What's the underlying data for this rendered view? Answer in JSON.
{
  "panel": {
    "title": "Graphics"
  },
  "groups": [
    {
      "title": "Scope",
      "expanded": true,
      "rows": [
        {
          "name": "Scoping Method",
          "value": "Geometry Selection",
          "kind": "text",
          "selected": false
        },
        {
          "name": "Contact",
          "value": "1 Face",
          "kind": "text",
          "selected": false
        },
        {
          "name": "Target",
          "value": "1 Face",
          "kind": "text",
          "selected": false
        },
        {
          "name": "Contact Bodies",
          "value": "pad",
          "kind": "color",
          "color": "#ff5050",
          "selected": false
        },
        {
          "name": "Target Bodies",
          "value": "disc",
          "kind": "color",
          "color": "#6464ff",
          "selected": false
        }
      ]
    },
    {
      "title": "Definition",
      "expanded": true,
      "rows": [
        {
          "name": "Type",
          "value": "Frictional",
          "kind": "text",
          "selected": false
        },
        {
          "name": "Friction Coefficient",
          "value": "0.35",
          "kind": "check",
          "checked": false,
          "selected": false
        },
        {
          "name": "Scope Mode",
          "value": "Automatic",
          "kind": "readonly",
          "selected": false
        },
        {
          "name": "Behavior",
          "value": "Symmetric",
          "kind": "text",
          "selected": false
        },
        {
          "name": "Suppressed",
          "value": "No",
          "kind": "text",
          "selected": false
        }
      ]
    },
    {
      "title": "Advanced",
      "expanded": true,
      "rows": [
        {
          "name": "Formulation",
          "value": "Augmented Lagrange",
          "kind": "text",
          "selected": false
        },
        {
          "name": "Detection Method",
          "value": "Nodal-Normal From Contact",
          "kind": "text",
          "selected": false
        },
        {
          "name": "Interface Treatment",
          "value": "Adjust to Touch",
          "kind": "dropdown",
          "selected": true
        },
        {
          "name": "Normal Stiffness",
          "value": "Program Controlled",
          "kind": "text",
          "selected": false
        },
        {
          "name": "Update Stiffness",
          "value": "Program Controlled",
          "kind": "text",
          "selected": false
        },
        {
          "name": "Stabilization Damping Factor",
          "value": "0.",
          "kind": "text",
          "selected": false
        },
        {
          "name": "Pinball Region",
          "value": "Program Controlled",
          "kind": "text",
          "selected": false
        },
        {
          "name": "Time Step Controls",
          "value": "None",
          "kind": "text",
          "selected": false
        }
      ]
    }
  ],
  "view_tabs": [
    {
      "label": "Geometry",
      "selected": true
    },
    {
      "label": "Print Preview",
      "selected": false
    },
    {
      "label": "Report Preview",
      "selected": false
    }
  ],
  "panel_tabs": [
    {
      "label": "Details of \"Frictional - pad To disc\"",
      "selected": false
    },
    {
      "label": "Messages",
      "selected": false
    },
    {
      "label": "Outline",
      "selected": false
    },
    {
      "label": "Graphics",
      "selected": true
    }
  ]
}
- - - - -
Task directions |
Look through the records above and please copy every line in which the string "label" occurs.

Task result |
      "label": "Geometry",
      "label": "Print Preview",
      "label": "Report Preview",
      "label": "Details of \"Frictional - pad To disc\"",
      "label": "Messages",
      "label": "Outline",
      "label": "Graphics",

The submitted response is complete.